When television, magazines, newspapers, books or movies misrepresent paleontology (or science in general), we should respond with the facts and proper interpretations. We need to contact the media source (networks, stations, producers, editors, executives, newspeople) and the sponsors. One easy way to do this is by searching the Web for organization/company e-mail and postal addresses. This only takes a couple of minutes, but it can yield everything you need to send the organization and/or sponsor a reasoned, articulate statement about their presentation. Diatribes and insults do not help for the media receive those every day. While most TV producers, newspaper and magazine writers, editors, etc., are as scientifically illiterate as the general population, they still do not like to be wrong; especially if their viewers and/or readers are told about it. Write simple e-mails or letters that clearly state the basis of your objection, what might be done by them to improve not only the specific case you have identified but the general class of presentations, who among their audience cares about it and why, what you intend to do about it, and why the misrepresentation hurts their image and income. Be sure to copy the e-mail to the programs sponsors or advertisers. Remind them that no one wants to be associated with a loser. Make it short--one sentence for each of the above or less. Then copy it to PaleoNet so others can add their cry. If others follow, change a few words or sentences to personalize the message, then send it again. When the media does a scientific story well, let them know about that too. Encouragement helps enormously because it shows the executives, producers, and editors that good programming is in their best interest. Remember that each media outlet equates a certain number of messages with a much larger percentage of their audience. We can have impact.

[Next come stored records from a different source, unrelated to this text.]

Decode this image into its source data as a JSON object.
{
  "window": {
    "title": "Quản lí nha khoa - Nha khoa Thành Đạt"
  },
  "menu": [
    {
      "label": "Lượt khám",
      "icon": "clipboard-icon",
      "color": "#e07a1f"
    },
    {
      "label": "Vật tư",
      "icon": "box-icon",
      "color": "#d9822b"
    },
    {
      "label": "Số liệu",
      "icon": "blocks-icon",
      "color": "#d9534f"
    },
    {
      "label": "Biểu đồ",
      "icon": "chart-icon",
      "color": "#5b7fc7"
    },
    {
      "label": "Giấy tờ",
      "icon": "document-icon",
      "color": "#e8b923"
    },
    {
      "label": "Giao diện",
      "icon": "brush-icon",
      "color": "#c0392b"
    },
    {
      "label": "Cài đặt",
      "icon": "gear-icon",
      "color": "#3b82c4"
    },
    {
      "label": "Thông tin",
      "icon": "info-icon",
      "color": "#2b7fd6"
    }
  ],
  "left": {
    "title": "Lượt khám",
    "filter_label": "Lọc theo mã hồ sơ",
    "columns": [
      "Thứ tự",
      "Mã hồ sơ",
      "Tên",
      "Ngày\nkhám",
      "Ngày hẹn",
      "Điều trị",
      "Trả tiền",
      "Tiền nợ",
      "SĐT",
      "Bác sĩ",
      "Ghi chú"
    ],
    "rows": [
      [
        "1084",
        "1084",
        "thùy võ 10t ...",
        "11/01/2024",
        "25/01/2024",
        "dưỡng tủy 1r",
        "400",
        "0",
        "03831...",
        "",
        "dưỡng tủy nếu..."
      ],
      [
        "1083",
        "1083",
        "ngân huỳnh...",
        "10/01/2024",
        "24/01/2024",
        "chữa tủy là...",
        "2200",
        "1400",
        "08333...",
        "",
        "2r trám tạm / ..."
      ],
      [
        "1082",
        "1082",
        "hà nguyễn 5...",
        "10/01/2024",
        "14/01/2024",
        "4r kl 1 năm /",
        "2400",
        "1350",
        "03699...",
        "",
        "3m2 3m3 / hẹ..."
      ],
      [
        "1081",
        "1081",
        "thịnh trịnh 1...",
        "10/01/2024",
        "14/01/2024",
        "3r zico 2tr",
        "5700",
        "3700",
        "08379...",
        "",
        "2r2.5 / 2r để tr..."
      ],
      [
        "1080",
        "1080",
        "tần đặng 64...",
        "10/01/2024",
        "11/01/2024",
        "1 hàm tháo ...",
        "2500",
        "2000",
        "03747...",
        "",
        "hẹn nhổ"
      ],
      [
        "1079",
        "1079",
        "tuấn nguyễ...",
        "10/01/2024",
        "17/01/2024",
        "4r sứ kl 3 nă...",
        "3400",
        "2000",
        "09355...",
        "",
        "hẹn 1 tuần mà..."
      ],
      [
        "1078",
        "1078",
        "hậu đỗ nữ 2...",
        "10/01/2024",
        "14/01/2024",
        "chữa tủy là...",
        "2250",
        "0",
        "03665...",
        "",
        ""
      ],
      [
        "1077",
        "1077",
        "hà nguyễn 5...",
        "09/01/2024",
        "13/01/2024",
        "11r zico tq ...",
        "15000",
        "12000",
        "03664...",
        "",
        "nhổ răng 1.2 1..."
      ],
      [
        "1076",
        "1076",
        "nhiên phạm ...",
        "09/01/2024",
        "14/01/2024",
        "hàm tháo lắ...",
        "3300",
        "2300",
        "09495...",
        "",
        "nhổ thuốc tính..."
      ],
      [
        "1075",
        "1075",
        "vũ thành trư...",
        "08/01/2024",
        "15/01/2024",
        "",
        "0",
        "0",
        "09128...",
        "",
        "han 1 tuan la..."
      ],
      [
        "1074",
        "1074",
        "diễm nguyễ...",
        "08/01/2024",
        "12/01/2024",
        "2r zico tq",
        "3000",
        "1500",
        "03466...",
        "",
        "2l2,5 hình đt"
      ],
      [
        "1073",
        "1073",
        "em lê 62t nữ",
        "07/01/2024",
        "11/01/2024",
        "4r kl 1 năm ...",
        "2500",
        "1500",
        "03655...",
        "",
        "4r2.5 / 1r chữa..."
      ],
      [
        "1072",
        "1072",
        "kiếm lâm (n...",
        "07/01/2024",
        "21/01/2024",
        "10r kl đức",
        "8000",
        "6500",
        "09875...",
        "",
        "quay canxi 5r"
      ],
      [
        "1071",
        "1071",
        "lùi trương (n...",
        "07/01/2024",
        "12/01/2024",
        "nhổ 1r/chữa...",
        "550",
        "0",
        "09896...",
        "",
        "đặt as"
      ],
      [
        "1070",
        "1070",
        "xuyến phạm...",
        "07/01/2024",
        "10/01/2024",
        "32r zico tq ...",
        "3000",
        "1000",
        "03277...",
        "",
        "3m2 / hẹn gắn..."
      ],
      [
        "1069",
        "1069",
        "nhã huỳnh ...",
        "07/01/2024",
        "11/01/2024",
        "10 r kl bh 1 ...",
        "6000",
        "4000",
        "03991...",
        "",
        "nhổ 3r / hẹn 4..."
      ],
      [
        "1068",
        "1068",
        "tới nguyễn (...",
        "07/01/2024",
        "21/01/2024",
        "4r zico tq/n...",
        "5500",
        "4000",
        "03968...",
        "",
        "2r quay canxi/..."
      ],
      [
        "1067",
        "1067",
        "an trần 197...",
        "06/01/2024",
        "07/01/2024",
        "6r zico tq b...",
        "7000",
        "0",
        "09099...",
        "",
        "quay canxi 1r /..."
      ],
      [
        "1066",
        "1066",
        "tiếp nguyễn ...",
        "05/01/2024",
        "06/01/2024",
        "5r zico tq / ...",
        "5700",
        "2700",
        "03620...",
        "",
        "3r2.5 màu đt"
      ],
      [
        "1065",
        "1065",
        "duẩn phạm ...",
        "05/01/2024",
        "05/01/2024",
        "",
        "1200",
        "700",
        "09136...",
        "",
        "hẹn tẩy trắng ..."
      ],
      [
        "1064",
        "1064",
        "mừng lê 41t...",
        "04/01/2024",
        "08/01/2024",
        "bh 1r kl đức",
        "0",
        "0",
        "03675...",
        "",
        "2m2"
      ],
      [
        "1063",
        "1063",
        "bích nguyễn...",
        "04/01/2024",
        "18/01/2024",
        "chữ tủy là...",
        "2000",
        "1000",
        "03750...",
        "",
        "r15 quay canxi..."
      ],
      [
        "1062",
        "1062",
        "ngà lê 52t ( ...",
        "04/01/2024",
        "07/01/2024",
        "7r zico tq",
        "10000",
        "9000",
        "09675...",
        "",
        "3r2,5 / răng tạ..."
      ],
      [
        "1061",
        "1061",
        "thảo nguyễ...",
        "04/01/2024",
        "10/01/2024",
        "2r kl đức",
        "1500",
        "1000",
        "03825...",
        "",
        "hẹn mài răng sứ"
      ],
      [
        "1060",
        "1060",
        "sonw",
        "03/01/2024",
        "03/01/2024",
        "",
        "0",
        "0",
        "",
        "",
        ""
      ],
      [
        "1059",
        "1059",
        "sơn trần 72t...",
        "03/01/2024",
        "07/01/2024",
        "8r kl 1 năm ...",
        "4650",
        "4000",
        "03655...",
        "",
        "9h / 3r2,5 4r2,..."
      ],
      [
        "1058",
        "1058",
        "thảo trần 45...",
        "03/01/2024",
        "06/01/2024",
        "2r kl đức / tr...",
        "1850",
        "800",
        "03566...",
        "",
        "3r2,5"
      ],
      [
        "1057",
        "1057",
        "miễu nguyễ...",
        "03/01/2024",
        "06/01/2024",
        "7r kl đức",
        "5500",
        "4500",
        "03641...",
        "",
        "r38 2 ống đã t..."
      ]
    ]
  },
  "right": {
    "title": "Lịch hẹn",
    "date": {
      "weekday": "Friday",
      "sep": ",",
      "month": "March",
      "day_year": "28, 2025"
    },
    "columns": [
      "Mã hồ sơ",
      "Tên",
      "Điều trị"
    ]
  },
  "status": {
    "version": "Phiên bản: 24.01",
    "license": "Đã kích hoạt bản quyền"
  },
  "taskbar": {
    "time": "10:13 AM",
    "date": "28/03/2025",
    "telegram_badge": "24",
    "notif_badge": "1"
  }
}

Palaeontologica Electronica can help too. Why not a column with reviews, written by whoever sees problems or excellence in the media, that sets the record straight, that calls a spade a spade, and minces no words? Have this as a separately indexed page, so that all the Web search engines pick it up. Have titles on each page with the name of the organization and the reviewed item--like "NBCs Mysterious Origins of Man." In this way, media organizations and sponsors will become aware that we are watching, that we care, and that we will make our views known widely. All major commercial organizations now track references to them on the Internet, because they know it can hurt or help them. Lets take advantage of it! Lets use our new resource to improve our own image.
Paleontology is worth it and we can help scientific literacy at the same time!